Monday, March 29, 2010

Your Radioactive Dinner Setting...

Well, only if you're still setting the dinner table with your old Fiestaware from the 1960s. From 1936 through 1943, and from 1959 through 1969, the manufacturer used Uranium as a coloring agent in the glaze. The process needed to be discontinued from 1944 to 1958 as the U.S. government needed any and all available Uranium stockpiles for the war effort and the subsequent nuclear arms race. Seriously.

The use of Uranium in pottery glazes is central to a major plot twist in The Cenacle Scroll. The first example of such usage dates back to 79A.D., to a sample of green/yellow mosaic glass taken from a Roman villa near Naples, though that fact is in dispute. I managed to exploit that little-known factoid into a cause of considerable consternation for my protagonist and to the God-fearing public at large.

Uranium has also been used in glass (Uranium or "Vaseline" glass) since the mid-19th-century, reaching its peak popularity from the 1880s to the 1920s. The uranium content varies from around 2% to upwards of 25% for some mid-19th-century pieces. And you were worried about standing too close to the microwave oven!

The short video clip below demonstrates how "hot" a single piece of red/orange Fiestaware can be:

If you're interested in seeing how a smattering of science can be twisted into an entertaining societal farce, please be sure to check out The Cenacle Scroll, available at Amazon as a Kindle e-book.


Gretta W. said...

Wow - very interesting!

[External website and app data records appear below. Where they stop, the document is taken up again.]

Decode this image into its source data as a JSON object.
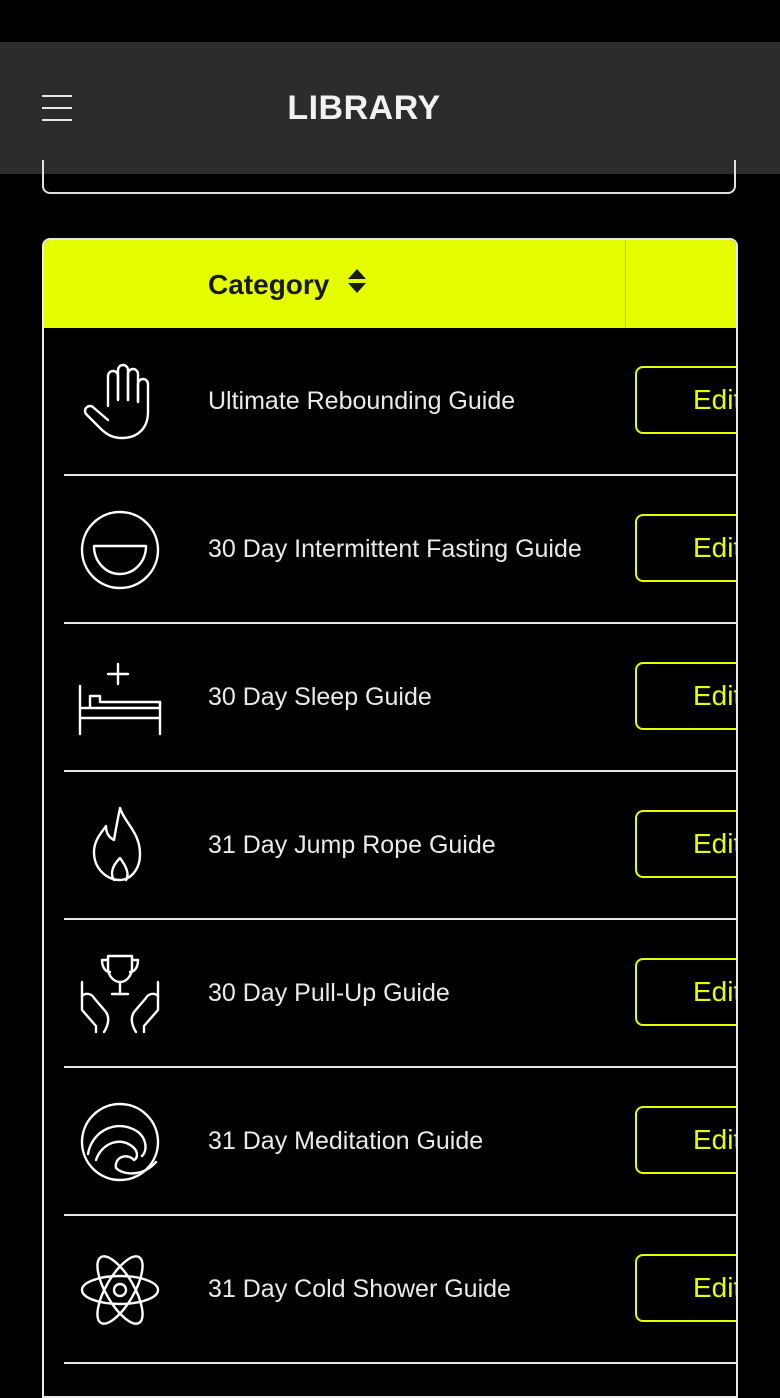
{
  "header": {
    "title": "LIBRARY",
    "menu_icon": "hamburger-menu-icon"
  },
  "table": {
    "column_header": "Category",
    "sort_icon": "sort-up-down-icon",
    "accent_color": "#e6ff00",
    "rows": [
      {
        "label": "Ultimate Rebounding Guide",
        "icon": "hand-icon",
        "action": "Edit"
      },
      {
        "label": "30 Day Intermittent Fasting Guide",
        "icon": "bowl-smile-icon",
        "action": "Edit"
      },
      {
        "label": "30 Day Sleep Guide",
        "icon": "bed-icon",
        "action": "Edit"
      },
      {
        "label": "31 Day Jump Rope Guide",
        "icon": "flame-icon",
        "action": "Edit"
      },
      {
        "label": "30 Day Pull-Up Guide",
        "icon": "trophy-hands-icon",
        "action": "Edit"
      },
      {
        "label": "31 Day Meditation Guide",
        "icon": "wave-swirl-icon",
        "action": "Edit"
      },
      {
        "label": "31 Day Cold Shower Guide",
        "icon": "atom-icon",
        "action": "Edit"
      }
    ]
  }
}
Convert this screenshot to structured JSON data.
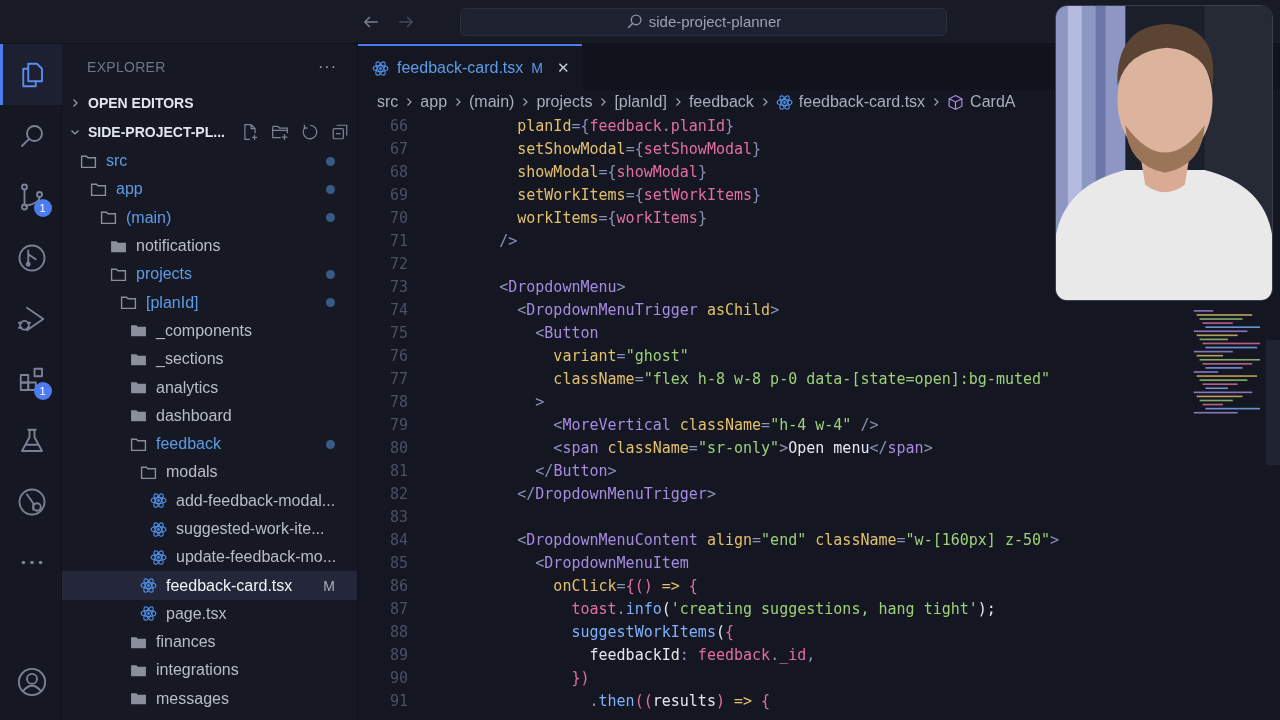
{
  "title_bar": {
    "search": {
      "value": "side-project-planner"
    }
  },
  "activity_bar": {
    "items": [
      {
        "kind": "explorer",
        "selected": true
      },
      {
        "kind": "search",
        "selected": false
      },
      {
        "kind": "source-control",
        "selected": false,
        "badge": "1"
      },
      {
        "kind": "git-graph",
        "selected": false
      },
      {
        "kind": "run-debug",
        "selected": false
      },
      {
        "kind": "extensions",
        "selected": false,
        "badge": "1"
      },
      {
        "kind": "testing",
        "selected": false
      },
      {
        "kind": "remote",
        "selected": false
      },
      {
        "kind": "more",
        "selected": false
      }
    ],
    "account": {
      "kind": "account",
      "selected": false
    }
  },
  "sidebar": {
    "title": "EXPLORER",
    "more": "···",
    "sections": [
      {
        "label": "OPEN EDITORS",
        "expanded": false
      },
      {
        "label": "SIDE-PROJECT-PL...",
        "expanded": true
      }
    ],
    "tree": [
      {
        "name": "src",
        "kind": "folder",
        "expanded": true,
        "modified": true,
        "selected": false,
        "children": [
          {
            "name": "app",
            "kind": "folder",
            "expanded": true,
            "modified": true,
            "selected": false,
            "children": [
              {
                "name": "(main)",
                "kind": "folder",
                "expanded": true,
                "modified": true,
                "selected": false,
                "children": [
                  {
                    "name": "notifications",
                    "kind": "folder",
                    "expanded": false,
                    "modified": false,
                    "selected": false
                  },
                  {
                    "name": "projects",
                    "kind": "folder",
                    "expanded": true,
                    "modified": true,
                    "selected": false,
                    "children": [
                      {
                        "name": "[planId]",
                        "kind": "folder",
                        "expanded": true,
                        "modified": true,
                        "selected": false,
                        "children": [
                          {
                            "name": "_components",
                            "kind": "folder",
                            "expanded": false,
                            "modified": false,
                            "selected": false
                          },
                          {
                            "name": "_sections",
                            "kind": "folder",
                            "expanded": false,
                            "modified": false,
                            "selected": false
                          },
                          {
                            "name": "analytics",
                            "kind": "folder",
                            "expanded": false,
                            "modified": false,
                            "selected": false
                          },
                          {
                            "name": "dashboard",
                            "kind": "folder",
                            "expanded": false,
                            "modified": false,
                            "selected": false
                          },
                          {
                            "name": "feedback",
                            "kind": "folder",
                            "expanded": true,
                            "modified": true,
                            "selected": false,
                            "children": [
                              {
                                "name": "modals",
                                "kind": "folder",
                                "expanded": true,
                                "modified": false,
                                "selected": false,
                                "children": [
                                  {
                                    "name": "add-feedback-modal...",
                                    "kind": "file",
                                    "selected": false
                                  },
                                  {
                                    "name": "suggested-work-ite...",
                                    "kind": "file",
                                    "selected": false
                                  },
                                  {
                                    "name": "update-feedback-mo...",
                                    "kind": "file",
                                    "selected": false
                                  }
                                ]
                              },
                              {
                                "name": "feedback-card.tsx",
                                "kind": "file",
                                "selected": true,
                                "badge": "M"
                              },
                              {
                                "name": "page.tsx",
                                "kind": "file",
                                "selected": false
                              }
                            ]
                          },
                          {
                            "name": "finances",
                            "kind": "folder",
                            "expanded": false,
                            "modified": false,
                            "selected": false
                          },
                          {
                            "name": "integrations",
                            "kind": "folder",
                            "expanded": false,
                            "modified": false,
                            "selected": false
                          },
                          {
                            "name": "messages",
                            "kind": "folder",
                            "expanded": false,
                            "modified": false,
                            "selected": false
                          }
                        ]
                      }
                    ]
                  }
                ]
              }
            ]
          }
        ]
      }
    ]
  },
  "editor": {
    "tabs": [
      {
        "label": "feedback-card.tsx",
        "badge": "M",
        "selected": true,
        "close": "✕"
      }
    ],
    "breadcrumb": [
      {
        "label": "src",
        "kind": "folder"
      },
      {
        "label": "app",
        "kind": "folder"
      },
      {
        "label": "(main)",
        "kind": "folder"
      },
      {
        "label": "projects",
        "kind": "folder"
      },
      {
        "label": "[planId]",
        "kind": "folder"
      },
      {
        "label": "feedback",
        "kind": "folder"
      },
      {
        "label": "feedback-card.tsx",
        "kind": "file"
      },
      {
        "label": "CardA",
        "kind": "symbol"
      }
    ],
    "lines": [
      {
        "number": "66",
        "tokens": [
          {
            "kind": "attr",
            "text": "        planId"
          },
          {
            "kind": "punct",
            "text": "={"
          },
          {
            "kind": "variable",
            "text": "feedback"
          },
          {
            "kind": "punct",
            "text": "."
          },
          {
            "kind": "variable",
            "text": "planId"
          },
          {
            "kind": "punct",
            "text": "}"
          }
        ]
      },
      {
        "number": "67",
        "tokens": [
          {
            "kind": "attr",
            "text": "        setShowModal"
          },
          {
            "kind": "punct",
            "text": "={"
          },
          {
            "kind": "variable",
            "text": "setShowModal"
          },
          {
            "kind": "punct",
            "text": "}"
          }
        ]
      },
      {
        "number": "68",
        "tokens": [
          {
            "kind": "attr",
            "text": "        showModal"
          },
          {
            "kind": "punct",
            "text": "={"
          },
          {
            "kind": "variable",
            "text": "showModal"
          },
          {
            "kind": "punct",
            "text": "}"
          }
        ]
      },
      {
        "number": "69",
        "tokens": [
          {
            "kind": "attr",
            "text": "        setWorkItems"
          },
          {
            "kind": "punct",
            "text": "={"
          },
          {
            "kind": "variable",
            "text": "setWorkItems"
          },
          {
            "kind": "punct",
            "text": "}"
          }
        ]
      },
      {
        "number": "70",
        "tokens": [
          {
            "kind": "attr",
            "text": "        workItems"
          },
          {
            "kind": "punct",
            "text": "={"
          },
          {
            "kind": "variable",
            "text": "workItems"
          },
          {
            "kind": "punct",
            "text": "}"
          }
        ]
      },
      {
        "number": "71",
        "tokens": [
          {
            "kind": "punct",
            "text": "      />"
          }
        ]
      },
      {
        "number": "72"
      },
      {
        "number": "73",
        "tokens": [
          {
            "kind": "punct",
            "text": "      <"
          },
          {
            "kind": "tag",
            "text": "DropdownMenu"
          },
          {
            "kind": "punct",
            "text": ">"
          }
        ]
      },
      {
        "number": "74",
        "tokens": [
          {
            "kind": "punct",
            "text": "        <"
          },
          {
            "kind": "tag",
            "text": "DropdownMenuTrigger"
          },
          {
            "kind": "attr",
            "text": " asChild"
          },
          {
            "kind": "punct",
            "text": ">"
          }
        ]
      },
      {
        "number": "75",
        "tokens": [
          {
            "kind": "punct",
            "text": "          <"
          },
          {
            "kind": "tag",
            "text": "Button"
          }
        ]
      },
      {
        "number": "76",
        "tokens": [
          {
            "kind": "attr",
            "text": "            variant"
          },
          {
            "kind": "punct",
            "text": "="
          },
          {
            "kind": "string",
            "text": "\"ghost\""
          }
        ]
      },
      {
        "number": "77",
        "tokens": [
          {
            "kind": "attr",
            "text": "            className"
          },
          {
            "kind": "punct",
            "text": "="
          },
          {
            "kind": "string",
            "text": "\"flex h-8 w-8 p-0 data-[state=open]:bg-muted\""
          }
        ]
      },
      {
        "number": "78",
        "tokens": [
          {
            "kind": "punct",
            "text": "          >"
          }
        ]
      },
      {
        "number": "79",
        "tokens": [
          {
            "kind": "punct",
            "text": "            <"
          },
          {
            "kind": "tag",
            "text": "MoreVertical"
          },
          {
            "kind": "attr",
            "text": " className"
          },
          {
            "kind": "punct",
            "text": "="
          },
          {
            "kind": "string",
            "text": "\"h-4 w-4\""
          },
          {
            "kind": "punct",
            "text": " />"
          }
        ]
      },
      {
        "number": "80",
        "tokens": [
          {
            "kind": "punct",
            "text": "            <"
          },
          {
            "kind": "tag",
            "text": "span"
          },
          {
            "kind": "attr",
            "text": " className"
          },
          {
            "kind": "punct",
            "text": "="
          },
          {
            "kind": "string",
            "text": "\"sr-only\""
          },
          {
            "kind": "punct",
            "text": ">"
          },
          {
            "kind": "text",
            "text": "Open menu"
          },
          {
            "kind": "punct",
            "text": "</"
          },
          {
            "kind": "tag",
            "text": "span"
          },
          {
            "kind": "punct",
            "text": ">"
          }
        ]
      },
      {
        "number": "81",
        "tokens": [
          {
            "kind": "punct",
            "text": "          </"
          },
          {
            "kind": "tag",
            "text": "Button"
          },
          {
            "kind": "punct",
            "text": ">"
          }
        ]
      },
      {
        "number": "82",
        "tokens": [
          {
            "kind": "punct",
            "text": "        </"
          },
          {
            "kind": "tag",
            "text": "DropdownMenuTrigger"
          },
          {
            "kind": "punct",
            "text": ">"
          }
        ]
      },
      {
        "number": "83"
      },
      {
        "number": "84",
        "tokens": [
          {
            "kind": "punct",
            "text": "        <"
          },
          {
            "kind": "tag",
            "text": "DropdownMenuContent"
          },
          {
            "kind": "attr",
            "text": " align"
          },
          {
            "kind": "punct",
            "text": "="
          },
          {
            "kind": "string",
            "text": "\"end\""
          },
          {
            "kind": "attr",
            "text": " className"
          },
          {
            "kind": "punct",
            "text": "="
          },
          {
            "kind": "string",
            "text": "\"w-[160px] z-50\""
          },
          {
            "kind": "punct",
            "text": ">"
          }
        ]
      },
      {
        "number": "85",
        "tokens": [
          {
            "kind": "punct",
            "text": "          <"
          },
          {
            "kind": "tag",
            "text": "DropdownMenuItem"
          }
        ]
      },
      {
        "number": "86",
        "tokens": [
          {
            "kind": "attr",
            "text": "            onClick"
          },
          {
            "kind": "punct",
            "text": "="
          },
          {
            "kind": "variable",
            "text": "{()"
          },
          {
            "kind": "attr",
            "text": " =>"
          },
          {
            "kind": "variable",
            "text": " {"
          }
        ]
      },
      {
        "number": "87",
        "tokens": [
          {
            "kind": "variable",
            "text": "              toast"
          },
          {
            "kind": "punct",
            "text": "."
          },
          {
            "kind": "function",
            "text": "info"
          },
          {
            "kind": "text",
            "text": "("
          },
          {
            "kind": "string",
            "text": "'creating suggestions, hang tight'"
          },
          {
            "kind": "text",
            "text": ");"
          }
        ]
      },
      {
        "number": "88",
        "tokens": [
          {
            "kind": "function",
            "text": "              suggestWorkItems"
          },
          {
            "kind": "text",
            "text": "("
          },
          {
            "kind": "variable",
            "text": "{"
          }
        ]
      },
      {
        "number": "89",
        "tokens": [
          {
            "kind": "text",
            "text": "                feedbackId"
          },
          {
            "kind": "punct",
            "text": ":"
          },
          {
            "kind": "variable",
            "text": " feedback"
          },
          {
            "kind": "punct",
            "text": "."
          },
          {
            "kind": "variable",
            "text": "_id"
          },
          {
            "kind": "punct",
            "text": ","
          }
        ]
      },
      {
        "number": "90",
        "tokens": [
          {
            "kind": "variable",
            "text": "              })"
          }
        ]
      },
      {
        "number": "91",
        "tokens": [
          {
            "kind": "punct",
            "text": "                ."
          },
          {
            "kind": "function",
            "text": "then"
          },
          {
            "kind": "variable",
            "text": "(("
          },
          {
            "kind": "text",
            "text": "results"
          },
          {
            "kind": "variable",
            "text": ")"
          },
          {
            "kind": "attr",
            "text": " =>"
          },
          {
            "kind": "variable",
            "text": " {"
          }
        ]
      }
    ]
  }
}
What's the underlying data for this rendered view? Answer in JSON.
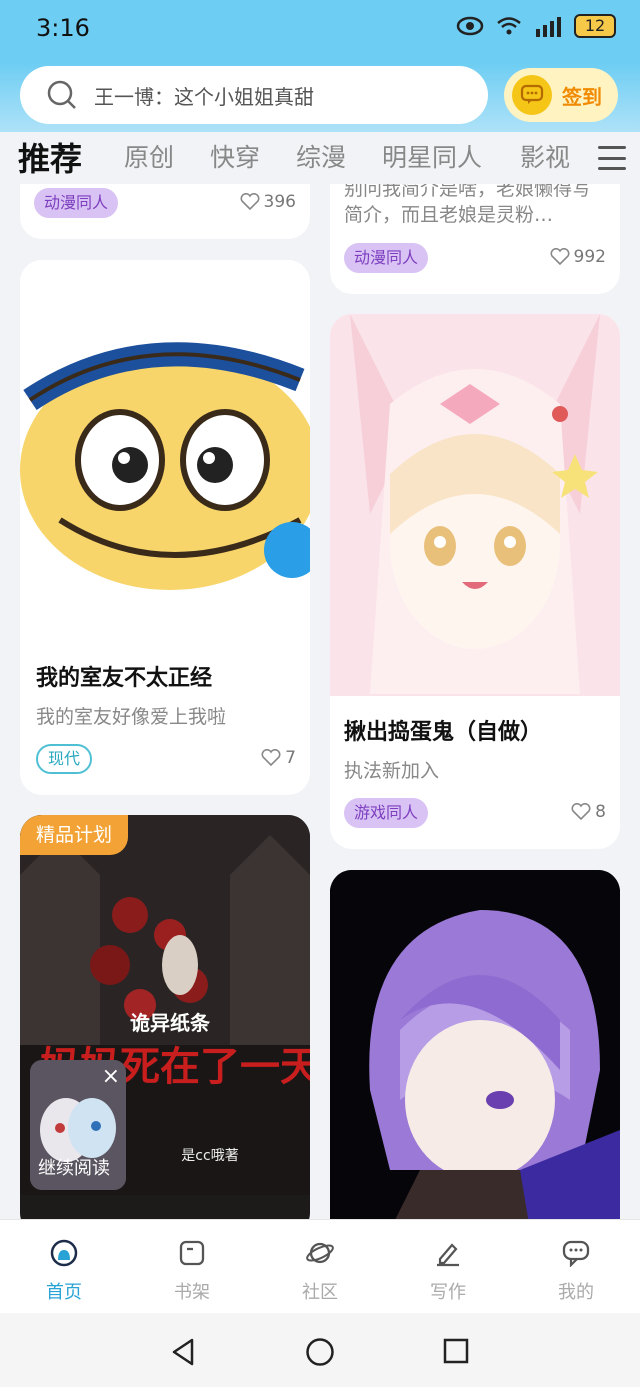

I've heard that about the government stepping in and stopping Homer Laughlin from making their red Fiestaware. But that's really amazing how radioactive it really is!

Thanks for the video - very neat.

Anthony F. Lewis said...

Thanks. It's incredible that they continued the process through 1969. You could bring an inexpensive Geiger counter with you when you go trolling flea markets for vintage pieces. It's one sure way to confirm its authenticity...